- _Data records_
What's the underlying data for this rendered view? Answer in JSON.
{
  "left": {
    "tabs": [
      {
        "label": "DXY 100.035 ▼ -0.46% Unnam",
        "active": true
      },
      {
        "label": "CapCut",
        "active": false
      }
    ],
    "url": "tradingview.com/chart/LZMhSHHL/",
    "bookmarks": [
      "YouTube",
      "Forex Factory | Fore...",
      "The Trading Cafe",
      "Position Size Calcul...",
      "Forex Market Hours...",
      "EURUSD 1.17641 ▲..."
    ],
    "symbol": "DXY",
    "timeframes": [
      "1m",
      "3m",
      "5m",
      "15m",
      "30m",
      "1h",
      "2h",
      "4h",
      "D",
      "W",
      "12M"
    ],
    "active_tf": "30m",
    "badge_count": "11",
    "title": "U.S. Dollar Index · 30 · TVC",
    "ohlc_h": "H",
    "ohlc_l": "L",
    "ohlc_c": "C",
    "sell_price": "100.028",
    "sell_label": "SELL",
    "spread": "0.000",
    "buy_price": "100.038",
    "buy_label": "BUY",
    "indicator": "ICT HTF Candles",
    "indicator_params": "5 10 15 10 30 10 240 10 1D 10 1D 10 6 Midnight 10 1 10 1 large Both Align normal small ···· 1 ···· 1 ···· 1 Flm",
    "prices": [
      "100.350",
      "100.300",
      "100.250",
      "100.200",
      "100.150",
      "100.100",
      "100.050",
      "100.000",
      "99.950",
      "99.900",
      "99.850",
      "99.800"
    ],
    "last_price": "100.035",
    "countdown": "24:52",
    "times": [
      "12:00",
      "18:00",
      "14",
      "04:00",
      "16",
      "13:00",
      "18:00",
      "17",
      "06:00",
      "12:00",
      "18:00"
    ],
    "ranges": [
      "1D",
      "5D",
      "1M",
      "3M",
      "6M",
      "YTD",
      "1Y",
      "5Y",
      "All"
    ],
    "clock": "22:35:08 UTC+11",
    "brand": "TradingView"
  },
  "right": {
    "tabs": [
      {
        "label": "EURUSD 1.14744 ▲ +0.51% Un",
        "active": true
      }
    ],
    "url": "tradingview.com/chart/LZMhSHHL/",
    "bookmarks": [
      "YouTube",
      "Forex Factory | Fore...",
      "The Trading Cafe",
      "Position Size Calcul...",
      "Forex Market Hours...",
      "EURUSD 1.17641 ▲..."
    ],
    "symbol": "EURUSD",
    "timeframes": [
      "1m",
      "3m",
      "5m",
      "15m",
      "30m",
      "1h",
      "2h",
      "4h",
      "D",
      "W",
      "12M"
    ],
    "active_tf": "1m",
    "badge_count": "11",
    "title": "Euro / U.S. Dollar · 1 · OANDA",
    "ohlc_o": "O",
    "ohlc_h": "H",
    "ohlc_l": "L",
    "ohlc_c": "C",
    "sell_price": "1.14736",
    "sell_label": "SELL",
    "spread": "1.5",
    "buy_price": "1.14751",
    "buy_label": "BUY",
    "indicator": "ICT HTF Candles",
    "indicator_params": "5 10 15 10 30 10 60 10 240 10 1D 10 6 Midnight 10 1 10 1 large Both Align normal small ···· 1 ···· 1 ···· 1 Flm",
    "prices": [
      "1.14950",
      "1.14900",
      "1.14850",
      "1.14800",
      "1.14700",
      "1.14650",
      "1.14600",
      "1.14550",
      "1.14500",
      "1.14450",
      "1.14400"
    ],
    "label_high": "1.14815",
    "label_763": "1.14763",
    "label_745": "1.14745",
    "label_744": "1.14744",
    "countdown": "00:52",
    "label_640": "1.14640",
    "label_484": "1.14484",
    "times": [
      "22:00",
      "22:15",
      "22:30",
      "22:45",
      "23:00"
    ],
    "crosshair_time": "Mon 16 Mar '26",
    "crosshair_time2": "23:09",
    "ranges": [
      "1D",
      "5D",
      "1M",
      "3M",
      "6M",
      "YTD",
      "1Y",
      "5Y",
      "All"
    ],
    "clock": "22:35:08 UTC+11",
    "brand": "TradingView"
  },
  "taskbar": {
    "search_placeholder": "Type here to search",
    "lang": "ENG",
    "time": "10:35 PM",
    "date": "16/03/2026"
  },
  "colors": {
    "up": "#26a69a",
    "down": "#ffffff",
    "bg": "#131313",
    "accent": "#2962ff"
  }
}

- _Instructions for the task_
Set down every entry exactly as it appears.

- _Exercise output_
What's the underlying data for this rendered view? Answer in JSON.
{
  "left": {
    "tabs": [
      {
        "label": "DXY 100.035 ▼ -0.46% Unnam",
        "active": true
      },
      {
        "label": "CapCut",
        "active": false
      }
    ],
    "url": "tradingview.com/chart/LZMhSHHL/",
    "bookmarks": [
      "YouTube",
      "Forex Factory | Fore...",
      "The Trading Cafe",
      "Position Size Calcul...",
      "Forex Market Hours...",
      "EURUSD 1.17641 ▲..."
    ],
    "symbol": "DXY",
    "timeframes": [
      "1m",
      "3m",
      "5m",
      "15m",
      "30m",
      "1h",
      "2h",
      "4h",
      "D",
      "W",
      "12M"
    ],
    "active_tf": "30m",
    "badge_count": "11",
    "title": "U.S. Dollar Index · 30 · TVC",
    "ohlc_h": "H",
    "ohlc_l": "L",
    "ohlc_c": "C",
    "sell_price": "100.028",
    "sell_label": "SELL",
    "spread": "0.000",
    "buy_price": "100.038",
    "buy_label": "BUY",
    "indicator": "ICT HTF Candles",
    "indicator_params": "5 10 15 10 30 10 240 10 1D 10 1D 10 6 Midnight 10 1 10 1 large Both Align normal small ···· 1 ···· 1 ···· 1 Flm",
    "prices": [
      "100.350",
      "100.300",
      "100.250",
      "100.200",
      "100.150",
      "100.100",
      "100.050",
      "100.000",
      "99.950",
      "99.900",
      "99.850",
      "99.800"
    ],
    "last_price": "100.035",
    "countdown": "24:52",
    "times": [
      "12:00",
      "18:00",
      "14",
      "04:00",
      "16",
      "13:00",
      "18:00",
      "17",
      "06:00",
      "12:00",
      "18:00"
    ],
    "ranges": [
      "1D",
      "5D",
      "1M",
      "3M",
      "6M",
      "YTD",
      "1Y",
      "5Y",
      "All"
    ],
    "clock": "22:35:08 UTC+11",
    "brand": "TradingView"
  },
  "right": {
    "tabs": [
      {
        "label": "EURUSD 1.14744 ▲ +0.51% Un",
        "active": true
      }
    ],
    "url": "tradingview.com/chart/LZMhSHHL/",
    "bookmarks": [
      "YouTube",
      "Forex Factory | Fore...",
      "The Trading Cafe",
      "Position Size Calcul...",
      "Forex Market Hours...",
      "EURUSD 1.17641 ▲..."
    ],
    "symbol": "EURUSD",
    "timeframes": [
      "1m",
      "3m",
      "5m",
      "15m",
      "30m",
      "1h",
      "2h",
      "4h",
      "D",
      "W",
      "12M"
    ],
    "active_tf": "1m",
    "badge_count": "11",
    "title": "Euro / U.S. Dollar · 1 · OANDA",
    "ohlc_o": "O",
    "ohlc_h": "H",
    "ohlc_l": "L",
    "ohlc_c": "C",
    "sell_price": "1.14736",
    "sell_label": "SELL",
    "spread": "1.5",
    "buy_price": "1.14751",
    "buy_label": "BUY",
    "indicator": "ICT HTF Candles",
    "indicator_params": "5 10 15 10 30 10 60 10 240 10 1D 10 6 Midnight 10 1 10 1 large Both Align normal small ···· 1 ···· 1 ···· 1 Flm",
    "prices": [
      "1.14950",
      "1.14900",
      "1.14850",
      "1.14800",
      "1.14700",
      "1.14650",
      "1.14600",
      "1.14550",
      "1.14500",
      "1.14450",
      "1.14400"
    ],
    "label_high": "1.14815",
    "label_763": "1.14763",
    "label_745": "1.14745",
    "label_744": "1.14744",
    "countdown": "00:52",
    "label_640": "1.14640",
    "label_484": "1.14484",
    "times": [
      "22:00",
      "22:15",
      "22:30",
      "22:45",
      "23:00"
    ],
    "crosshair_time": "Mon 16 Mar '26",
    "crosshair_time2": "23:09",
    "ranges": [
      "1D",
      "5D",
      "1M",
      "3M",
      "6M",
      "YTD",
      "1Y",
      "5Y",
      "All"
    ],
    "clock": "22:35:08 UTC+11",
    "brand": "TradingView"
  },
  "taskbar": {
    "search_placeholder": "Type here to search",
    "lang": "ENG",
    "time": "10:35 PM",
    "date": "16/03/2026"
  },
  "colors": {
    "up": "#26a69a",
    "down": "#ffffff",
    "bg": "#131313",
    "accent": "#2962ff"
  }
}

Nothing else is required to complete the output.